In the late 1820s, Catherine Parr Traill wrote this about the UC log houses and shanties she encountered. “Around the habitations were orchards, bending down with a rich harvest of apples, plums, and American crab, those beautiful little scarlet apples so often met with as wet preserve among our sweet meats at home.”
As early as 1616, Samuel de Champlain wrote about The Neutrals, a First Nations group. He commented on the grain, tobacco, pumpkins and maize grown at their villages along the northern shores of Lake Erie.
Native peoples often supplied wild fruits to the UC settlers. Mrs. Simcoe, wife of the governor, enjoyed wild cranberries, strawberries, raspberries and cherries supplied by First Nations people. She wrote an account of Colonel Talbot bringing her a cake of dried hurtleberries prepared by natives. She said they tasted like “Irwin’s patent black currant lozenges, but tasted of smoke”. Mrs. Simcoe also wrote about tending watermelon, the “cultivation of which was introduced from the United States”.
Catharine Parr Traill referred to Indian corn as useful and profitable crop, selling for $1/bushel in 1833. First Nations women taught her to plant it by raising the earth with the edge of a broad hoe and dropping in three or four kernels. In every third or fourth hole (in every other row), she also planted a pumpkin seed. The large pumpkin leaves shade the young corn shoots, and helps the soil to retain its moisture. The corn was ground for flour and mixed with water and milk to make supporne, a porridge popularized by the Americans.

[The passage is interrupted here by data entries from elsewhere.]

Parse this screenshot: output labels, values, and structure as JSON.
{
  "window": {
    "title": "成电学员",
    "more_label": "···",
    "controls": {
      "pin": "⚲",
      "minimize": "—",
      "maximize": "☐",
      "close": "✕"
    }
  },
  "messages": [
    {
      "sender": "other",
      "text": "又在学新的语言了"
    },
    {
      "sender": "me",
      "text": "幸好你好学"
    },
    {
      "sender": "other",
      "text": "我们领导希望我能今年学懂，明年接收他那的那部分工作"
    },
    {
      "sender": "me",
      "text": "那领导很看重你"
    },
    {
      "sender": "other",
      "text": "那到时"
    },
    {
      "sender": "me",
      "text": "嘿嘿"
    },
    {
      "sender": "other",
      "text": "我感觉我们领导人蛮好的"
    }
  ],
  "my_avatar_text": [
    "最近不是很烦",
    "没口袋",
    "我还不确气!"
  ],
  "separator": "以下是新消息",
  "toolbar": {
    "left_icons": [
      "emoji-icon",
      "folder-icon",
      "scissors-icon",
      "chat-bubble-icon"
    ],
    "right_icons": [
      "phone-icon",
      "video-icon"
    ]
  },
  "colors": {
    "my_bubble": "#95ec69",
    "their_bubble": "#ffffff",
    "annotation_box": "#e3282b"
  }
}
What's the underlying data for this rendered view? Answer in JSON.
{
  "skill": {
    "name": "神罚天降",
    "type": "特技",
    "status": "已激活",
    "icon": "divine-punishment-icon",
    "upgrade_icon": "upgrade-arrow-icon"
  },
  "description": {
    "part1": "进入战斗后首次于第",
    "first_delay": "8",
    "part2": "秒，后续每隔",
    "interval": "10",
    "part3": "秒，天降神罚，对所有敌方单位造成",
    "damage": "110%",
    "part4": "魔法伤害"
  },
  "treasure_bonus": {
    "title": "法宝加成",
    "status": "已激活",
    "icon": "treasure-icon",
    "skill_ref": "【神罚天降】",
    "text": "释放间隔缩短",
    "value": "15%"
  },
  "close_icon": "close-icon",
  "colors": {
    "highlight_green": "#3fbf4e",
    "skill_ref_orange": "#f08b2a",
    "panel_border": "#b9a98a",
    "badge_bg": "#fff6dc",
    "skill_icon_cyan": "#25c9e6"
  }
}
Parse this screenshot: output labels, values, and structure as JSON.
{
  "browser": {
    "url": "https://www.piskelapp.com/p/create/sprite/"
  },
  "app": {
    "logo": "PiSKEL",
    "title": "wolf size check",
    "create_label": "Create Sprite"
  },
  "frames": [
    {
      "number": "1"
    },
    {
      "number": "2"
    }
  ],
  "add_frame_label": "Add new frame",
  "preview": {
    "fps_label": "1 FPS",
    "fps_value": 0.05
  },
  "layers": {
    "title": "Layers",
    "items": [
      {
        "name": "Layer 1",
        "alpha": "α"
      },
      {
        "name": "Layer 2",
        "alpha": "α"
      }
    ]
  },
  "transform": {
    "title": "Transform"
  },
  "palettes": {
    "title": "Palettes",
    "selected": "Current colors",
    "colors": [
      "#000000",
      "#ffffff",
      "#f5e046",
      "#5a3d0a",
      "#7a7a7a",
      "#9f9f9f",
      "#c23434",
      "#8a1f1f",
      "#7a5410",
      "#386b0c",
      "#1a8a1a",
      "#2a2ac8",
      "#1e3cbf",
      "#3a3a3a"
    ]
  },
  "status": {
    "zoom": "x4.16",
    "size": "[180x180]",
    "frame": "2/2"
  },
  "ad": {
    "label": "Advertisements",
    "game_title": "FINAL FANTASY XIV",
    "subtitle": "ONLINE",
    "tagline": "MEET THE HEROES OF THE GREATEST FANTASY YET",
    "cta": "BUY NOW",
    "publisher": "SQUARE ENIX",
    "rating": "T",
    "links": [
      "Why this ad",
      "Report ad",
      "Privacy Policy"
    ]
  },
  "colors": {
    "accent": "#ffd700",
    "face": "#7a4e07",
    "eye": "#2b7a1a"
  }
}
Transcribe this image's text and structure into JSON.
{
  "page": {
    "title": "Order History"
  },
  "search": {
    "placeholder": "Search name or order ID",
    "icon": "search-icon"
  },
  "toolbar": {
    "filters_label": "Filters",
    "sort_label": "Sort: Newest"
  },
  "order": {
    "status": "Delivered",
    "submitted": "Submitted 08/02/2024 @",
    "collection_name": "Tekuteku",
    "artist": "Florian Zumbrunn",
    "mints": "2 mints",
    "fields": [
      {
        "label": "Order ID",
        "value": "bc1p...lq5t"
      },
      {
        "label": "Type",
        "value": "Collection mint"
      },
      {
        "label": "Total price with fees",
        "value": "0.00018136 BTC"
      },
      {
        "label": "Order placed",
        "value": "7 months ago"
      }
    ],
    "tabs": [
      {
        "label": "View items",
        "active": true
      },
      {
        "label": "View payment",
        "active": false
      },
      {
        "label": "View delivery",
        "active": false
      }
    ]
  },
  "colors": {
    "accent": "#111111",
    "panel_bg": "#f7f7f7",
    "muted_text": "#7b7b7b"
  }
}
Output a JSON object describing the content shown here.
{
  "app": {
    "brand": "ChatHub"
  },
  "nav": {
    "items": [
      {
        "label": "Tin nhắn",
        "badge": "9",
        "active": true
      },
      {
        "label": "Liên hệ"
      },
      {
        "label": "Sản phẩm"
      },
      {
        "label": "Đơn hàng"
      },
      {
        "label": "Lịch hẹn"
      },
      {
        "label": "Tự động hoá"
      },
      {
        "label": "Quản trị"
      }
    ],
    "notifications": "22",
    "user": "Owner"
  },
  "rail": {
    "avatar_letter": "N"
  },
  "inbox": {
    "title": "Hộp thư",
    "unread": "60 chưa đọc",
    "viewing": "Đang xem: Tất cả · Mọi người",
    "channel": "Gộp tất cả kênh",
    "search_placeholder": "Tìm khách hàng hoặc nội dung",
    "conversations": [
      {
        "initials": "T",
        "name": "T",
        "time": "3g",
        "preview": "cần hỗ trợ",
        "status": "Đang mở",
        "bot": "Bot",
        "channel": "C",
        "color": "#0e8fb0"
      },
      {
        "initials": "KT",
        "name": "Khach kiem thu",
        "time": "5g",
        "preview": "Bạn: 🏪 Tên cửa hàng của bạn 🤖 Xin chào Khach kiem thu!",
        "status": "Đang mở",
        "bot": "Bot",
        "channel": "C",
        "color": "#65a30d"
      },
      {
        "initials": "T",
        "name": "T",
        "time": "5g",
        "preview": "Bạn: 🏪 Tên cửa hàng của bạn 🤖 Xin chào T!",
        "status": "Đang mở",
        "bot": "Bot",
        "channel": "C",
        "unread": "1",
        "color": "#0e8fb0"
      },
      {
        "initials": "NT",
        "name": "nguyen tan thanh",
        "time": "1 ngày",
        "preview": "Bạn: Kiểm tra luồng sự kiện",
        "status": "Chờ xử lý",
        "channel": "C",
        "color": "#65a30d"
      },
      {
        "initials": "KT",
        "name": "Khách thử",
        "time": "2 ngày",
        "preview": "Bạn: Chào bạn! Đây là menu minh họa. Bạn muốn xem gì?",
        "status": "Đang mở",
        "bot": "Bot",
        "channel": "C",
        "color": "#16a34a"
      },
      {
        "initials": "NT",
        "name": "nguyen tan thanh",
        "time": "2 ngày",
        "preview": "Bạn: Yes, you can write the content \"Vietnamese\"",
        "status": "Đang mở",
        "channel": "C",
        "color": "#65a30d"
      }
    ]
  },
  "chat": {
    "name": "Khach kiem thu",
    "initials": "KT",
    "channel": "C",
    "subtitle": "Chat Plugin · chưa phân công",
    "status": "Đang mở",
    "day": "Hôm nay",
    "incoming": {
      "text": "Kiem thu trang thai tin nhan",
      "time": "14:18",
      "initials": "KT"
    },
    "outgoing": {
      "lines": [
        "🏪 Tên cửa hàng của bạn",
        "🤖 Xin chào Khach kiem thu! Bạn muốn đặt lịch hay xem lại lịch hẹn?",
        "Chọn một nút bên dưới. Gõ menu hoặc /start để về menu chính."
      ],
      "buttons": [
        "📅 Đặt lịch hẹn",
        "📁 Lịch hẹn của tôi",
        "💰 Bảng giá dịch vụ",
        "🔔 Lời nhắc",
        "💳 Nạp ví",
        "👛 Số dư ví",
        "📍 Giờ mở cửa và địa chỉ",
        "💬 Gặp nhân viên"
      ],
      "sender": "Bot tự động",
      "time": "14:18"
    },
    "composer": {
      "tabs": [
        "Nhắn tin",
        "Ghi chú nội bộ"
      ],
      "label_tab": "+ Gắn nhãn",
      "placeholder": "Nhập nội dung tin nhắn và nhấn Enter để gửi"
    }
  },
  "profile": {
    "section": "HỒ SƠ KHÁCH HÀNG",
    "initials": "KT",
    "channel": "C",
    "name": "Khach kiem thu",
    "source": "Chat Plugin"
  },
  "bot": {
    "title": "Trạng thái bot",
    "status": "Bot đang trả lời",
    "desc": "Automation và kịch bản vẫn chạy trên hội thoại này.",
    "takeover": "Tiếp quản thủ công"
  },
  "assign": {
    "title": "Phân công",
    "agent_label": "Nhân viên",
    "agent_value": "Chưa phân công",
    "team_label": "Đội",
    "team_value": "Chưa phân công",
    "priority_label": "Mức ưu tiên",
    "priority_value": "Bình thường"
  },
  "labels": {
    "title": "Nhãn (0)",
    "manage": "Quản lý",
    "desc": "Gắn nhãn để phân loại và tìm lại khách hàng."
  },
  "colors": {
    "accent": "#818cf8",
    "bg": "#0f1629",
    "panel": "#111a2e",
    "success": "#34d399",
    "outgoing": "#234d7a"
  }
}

Affluent settlers hired servants to tend their food gardens, in order that their own attentions could be turned toward reviving horticultural practices they’d known in England. In the late 1700s and early 1800s, higher ranking government officials developed lavish estates outside of York, known today as Toronto. Their gardeners experimented with fruit, vegetables and flowers typical of English gardens.
Although the membership of agricultural and horticultural societies consisted of more rural than urban dwellers, meetings were commonly hosted in the tavern of a nearby town.
Agricultural societies held exhibitions in most settled areas of Upper Canada. In 1820, government legislation provided the financial means for these societies to conduct fairs and exhibitions twice yearly at York, Cobourg, and Port Hope. Crops were shown in the autumn in conjunction with horse races and ploughing matches. In the circumstance of county level agricultural societies, the hosting of the annual fair was rotated between prominent villages. Some smaller fairs were sponsored by townships or village agricultural societies.
(Source for lead illustration: Mrs. Tice’s farm, on the mountain near Queenston, September 12, 1795, watercolour, artist unknown, Library and Archive of Canada)